## TASK BRIEF
Every line holding the string "lamp" should be copied out of the listing.

===============

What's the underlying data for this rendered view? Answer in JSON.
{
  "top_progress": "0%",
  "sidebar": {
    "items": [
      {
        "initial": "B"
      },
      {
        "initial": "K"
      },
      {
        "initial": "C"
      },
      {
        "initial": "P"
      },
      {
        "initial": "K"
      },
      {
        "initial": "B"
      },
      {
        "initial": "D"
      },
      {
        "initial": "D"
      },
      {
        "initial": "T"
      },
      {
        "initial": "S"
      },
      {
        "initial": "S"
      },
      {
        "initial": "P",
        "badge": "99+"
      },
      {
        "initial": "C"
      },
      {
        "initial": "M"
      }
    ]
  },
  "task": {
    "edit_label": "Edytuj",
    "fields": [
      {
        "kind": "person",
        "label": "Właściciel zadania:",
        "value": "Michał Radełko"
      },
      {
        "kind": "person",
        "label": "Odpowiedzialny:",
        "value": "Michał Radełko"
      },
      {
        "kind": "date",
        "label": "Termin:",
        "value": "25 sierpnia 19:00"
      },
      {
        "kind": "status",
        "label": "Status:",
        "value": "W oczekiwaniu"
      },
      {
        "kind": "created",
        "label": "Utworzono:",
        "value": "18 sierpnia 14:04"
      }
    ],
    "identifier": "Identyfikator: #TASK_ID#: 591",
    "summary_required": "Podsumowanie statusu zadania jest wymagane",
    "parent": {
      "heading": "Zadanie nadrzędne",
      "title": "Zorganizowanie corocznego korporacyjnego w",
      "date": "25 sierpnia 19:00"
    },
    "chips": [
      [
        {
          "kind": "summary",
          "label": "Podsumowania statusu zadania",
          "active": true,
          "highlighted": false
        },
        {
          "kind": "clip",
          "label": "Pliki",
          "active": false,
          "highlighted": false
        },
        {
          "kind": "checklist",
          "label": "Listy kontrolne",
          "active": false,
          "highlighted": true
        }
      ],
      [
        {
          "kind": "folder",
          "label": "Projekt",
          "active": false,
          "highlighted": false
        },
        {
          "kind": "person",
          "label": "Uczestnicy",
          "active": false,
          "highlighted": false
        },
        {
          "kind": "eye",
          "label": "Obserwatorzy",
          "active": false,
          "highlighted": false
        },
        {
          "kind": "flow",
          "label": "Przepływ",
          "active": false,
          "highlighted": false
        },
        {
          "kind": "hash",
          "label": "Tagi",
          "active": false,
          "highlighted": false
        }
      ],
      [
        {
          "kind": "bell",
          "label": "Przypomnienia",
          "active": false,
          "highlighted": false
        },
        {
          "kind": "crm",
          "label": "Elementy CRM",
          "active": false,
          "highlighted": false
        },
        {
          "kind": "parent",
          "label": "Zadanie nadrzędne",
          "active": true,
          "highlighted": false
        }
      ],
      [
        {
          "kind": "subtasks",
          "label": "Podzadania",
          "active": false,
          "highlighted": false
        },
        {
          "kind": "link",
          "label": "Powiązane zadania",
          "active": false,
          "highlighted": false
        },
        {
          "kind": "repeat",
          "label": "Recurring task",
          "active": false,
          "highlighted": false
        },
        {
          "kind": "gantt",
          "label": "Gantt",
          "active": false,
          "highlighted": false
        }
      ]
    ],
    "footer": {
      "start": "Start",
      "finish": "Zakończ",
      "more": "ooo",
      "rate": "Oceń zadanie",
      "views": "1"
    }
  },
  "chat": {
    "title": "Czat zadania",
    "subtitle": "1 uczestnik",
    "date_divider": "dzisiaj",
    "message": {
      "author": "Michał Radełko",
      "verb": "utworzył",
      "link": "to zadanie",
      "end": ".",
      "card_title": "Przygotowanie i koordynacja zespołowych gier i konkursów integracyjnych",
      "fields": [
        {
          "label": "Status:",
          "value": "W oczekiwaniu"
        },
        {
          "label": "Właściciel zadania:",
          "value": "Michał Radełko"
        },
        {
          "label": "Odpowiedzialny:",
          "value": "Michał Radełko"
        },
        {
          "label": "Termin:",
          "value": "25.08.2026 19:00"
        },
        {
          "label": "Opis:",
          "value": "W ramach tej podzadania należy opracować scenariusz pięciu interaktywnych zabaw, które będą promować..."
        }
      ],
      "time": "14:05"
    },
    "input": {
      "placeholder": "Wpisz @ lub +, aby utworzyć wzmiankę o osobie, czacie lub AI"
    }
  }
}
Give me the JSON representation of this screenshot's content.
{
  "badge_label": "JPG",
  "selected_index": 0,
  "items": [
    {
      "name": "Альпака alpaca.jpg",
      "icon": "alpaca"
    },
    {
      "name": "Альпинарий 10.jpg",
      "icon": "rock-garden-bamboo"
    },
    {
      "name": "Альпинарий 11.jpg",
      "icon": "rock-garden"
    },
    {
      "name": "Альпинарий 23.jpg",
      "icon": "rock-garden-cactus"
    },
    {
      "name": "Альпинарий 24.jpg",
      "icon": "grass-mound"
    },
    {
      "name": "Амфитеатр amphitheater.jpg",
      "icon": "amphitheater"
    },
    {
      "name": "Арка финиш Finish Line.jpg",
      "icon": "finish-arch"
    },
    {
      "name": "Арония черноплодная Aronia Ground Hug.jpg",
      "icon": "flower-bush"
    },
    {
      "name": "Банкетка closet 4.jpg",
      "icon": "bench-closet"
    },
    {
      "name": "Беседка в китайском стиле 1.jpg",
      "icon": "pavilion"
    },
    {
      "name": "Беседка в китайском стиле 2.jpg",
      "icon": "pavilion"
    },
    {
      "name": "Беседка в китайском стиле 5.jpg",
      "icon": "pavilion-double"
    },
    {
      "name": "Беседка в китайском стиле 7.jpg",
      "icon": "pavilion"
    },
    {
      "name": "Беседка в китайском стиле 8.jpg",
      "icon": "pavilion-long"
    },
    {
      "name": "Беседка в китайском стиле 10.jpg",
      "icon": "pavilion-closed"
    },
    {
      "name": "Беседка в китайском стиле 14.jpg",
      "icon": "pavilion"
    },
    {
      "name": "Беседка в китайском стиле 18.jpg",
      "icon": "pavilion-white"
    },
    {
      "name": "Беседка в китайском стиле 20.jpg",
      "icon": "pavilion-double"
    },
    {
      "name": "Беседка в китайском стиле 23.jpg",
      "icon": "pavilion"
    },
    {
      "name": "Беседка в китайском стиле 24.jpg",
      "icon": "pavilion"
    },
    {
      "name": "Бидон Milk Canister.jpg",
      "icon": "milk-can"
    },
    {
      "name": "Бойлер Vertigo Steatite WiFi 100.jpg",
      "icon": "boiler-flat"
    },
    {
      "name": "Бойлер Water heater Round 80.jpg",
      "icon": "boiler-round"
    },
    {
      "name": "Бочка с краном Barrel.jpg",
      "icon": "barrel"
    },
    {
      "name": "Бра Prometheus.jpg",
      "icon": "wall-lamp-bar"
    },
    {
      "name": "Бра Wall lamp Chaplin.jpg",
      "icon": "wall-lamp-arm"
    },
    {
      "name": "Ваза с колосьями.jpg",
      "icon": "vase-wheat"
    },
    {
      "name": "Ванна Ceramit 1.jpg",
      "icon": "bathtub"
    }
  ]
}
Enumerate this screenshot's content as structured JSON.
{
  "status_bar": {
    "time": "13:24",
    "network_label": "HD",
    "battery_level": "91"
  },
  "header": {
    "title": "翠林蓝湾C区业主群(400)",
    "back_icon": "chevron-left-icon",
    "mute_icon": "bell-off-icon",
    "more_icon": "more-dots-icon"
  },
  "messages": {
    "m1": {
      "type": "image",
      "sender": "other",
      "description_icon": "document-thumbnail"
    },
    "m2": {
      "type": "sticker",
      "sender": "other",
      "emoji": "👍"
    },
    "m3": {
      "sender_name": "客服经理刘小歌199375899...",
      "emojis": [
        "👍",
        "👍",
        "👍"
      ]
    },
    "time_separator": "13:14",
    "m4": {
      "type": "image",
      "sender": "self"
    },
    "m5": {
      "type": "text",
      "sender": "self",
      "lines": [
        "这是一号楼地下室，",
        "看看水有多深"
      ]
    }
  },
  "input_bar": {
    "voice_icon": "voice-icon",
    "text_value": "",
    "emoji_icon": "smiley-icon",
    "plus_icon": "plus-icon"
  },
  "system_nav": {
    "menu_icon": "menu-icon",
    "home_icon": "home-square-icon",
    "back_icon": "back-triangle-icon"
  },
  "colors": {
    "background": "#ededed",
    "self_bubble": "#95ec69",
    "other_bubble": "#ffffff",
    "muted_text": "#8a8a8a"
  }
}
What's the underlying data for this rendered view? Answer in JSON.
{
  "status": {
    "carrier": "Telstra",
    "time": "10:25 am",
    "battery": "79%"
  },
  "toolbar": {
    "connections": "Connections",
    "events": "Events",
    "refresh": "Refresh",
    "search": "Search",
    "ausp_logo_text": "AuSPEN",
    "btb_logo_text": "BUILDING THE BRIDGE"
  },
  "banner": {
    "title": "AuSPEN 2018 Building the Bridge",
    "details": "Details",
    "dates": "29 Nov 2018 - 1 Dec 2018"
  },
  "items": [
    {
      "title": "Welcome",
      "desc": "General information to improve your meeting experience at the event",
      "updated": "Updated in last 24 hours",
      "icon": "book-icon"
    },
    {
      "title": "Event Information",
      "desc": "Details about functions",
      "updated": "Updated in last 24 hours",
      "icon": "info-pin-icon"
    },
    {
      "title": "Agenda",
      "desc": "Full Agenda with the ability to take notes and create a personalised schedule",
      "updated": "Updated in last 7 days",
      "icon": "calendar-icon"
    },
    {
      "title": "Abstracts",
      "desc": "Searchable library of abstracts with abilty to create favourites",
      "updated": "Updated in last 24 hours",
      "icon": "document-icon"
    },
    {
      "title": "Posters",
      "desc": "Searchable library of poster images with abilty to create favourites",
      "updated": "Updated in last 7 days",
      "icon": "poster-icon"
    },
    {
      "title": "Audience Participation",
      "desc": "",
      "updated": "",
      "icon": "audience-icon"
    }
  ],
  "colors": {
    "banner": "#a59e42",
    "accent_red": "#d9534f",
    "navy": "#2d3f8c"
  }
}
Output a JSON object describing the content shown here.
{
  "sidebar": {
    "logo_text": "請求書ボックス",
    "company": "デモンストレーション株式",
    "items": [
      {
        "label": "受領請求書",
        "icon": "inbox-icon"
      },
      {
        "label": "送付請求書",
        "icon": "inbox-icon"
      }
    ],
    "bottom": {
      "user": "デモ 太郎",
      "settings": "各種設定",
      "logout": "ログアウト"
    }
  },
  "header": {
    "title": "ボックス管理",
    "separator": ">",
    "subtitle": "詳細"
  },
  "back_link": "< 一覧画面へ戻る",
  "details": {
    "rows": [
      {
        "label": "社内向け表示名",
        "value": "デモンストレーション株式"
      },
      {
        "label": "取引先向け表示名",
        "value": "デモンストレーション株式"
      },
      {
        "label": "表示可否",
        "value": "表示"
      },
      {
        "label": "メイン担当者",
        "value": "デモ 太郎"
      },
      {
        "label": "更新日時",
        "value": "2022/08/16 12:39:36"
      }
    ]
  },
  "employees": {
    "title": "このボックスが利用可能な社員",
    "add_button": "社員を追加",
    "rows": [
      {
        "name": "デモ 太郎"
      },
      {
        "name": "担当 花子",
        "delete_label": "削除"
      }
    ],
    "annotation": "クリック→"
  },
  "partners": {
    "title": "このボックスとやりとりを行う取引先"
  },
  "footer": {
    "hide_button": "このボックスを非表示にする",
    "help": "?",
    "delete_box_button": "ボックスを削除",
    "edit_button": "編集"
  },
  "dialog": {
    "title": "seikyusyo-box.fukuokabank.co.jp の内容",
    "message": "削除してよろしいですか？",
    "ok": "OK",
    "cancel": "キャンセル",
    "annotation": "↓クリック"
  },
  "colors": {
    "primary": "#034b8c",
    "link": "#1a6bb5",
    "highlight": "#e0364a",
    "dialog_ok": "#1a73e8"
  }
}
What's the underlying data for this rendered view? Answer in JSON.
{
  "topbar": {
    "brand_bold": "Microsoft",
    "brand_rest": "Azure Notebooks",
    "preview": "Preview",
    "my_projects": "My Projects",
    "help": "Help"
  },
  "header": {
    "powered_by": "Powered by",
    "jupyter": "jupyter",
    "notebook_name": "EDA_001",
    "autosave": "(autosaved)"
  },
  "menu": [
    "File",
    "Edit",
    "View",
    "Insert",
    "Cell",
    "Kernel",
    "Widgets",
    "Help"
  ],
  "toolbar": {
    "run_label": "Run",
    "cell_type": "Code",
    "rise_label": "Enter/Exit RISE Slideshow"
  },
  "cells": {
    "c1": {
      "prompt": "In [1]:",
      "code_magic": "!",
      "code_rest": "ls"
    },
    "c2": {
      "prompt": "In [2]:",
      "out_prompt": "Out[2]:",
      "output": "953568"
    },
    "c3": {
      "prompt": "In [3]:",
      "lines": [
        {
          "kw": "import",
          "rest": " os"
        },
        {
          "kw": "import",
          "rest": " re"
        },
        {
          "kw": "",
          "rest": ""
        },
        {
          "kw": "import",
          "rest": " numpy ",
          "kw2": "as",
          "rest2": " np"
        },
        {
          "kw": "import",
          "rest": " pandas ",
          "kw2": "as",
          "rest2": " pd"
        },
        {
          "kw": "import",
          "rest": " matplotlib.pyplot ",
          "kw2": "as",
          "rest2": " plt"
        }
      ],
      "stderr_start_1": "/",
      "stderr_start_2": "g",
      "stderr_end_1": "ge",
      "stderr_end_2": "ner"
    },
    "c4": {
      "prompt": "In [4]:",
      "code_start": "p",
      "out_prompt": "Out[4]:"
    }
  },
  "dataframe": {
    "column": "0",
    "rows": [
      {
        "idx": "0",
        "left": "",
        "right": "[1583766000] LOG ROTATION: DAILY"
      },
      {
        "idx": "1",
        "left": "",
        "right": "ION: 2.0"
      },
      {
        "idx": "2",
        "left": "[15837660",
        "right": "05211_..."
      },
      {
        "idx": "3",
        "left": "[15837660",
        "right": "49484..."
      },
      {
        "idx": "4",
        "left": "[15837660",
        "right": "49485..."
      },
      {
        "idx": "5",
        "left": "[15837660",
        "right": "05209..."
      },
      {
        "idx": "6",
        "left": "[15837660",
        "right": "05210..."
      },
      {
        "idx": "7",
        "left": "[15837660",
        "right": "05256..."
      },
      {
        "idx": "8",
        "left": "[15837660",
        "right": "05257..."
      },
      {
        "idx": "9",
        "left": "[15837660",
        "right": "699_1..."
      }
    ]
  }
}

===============

## YOUR RESPONSE
      "icon": "wall-lamp-bar"
      "name": "Бра Wall lamp Chaplin.jpg",
      "icon": "wall-lamp-arm"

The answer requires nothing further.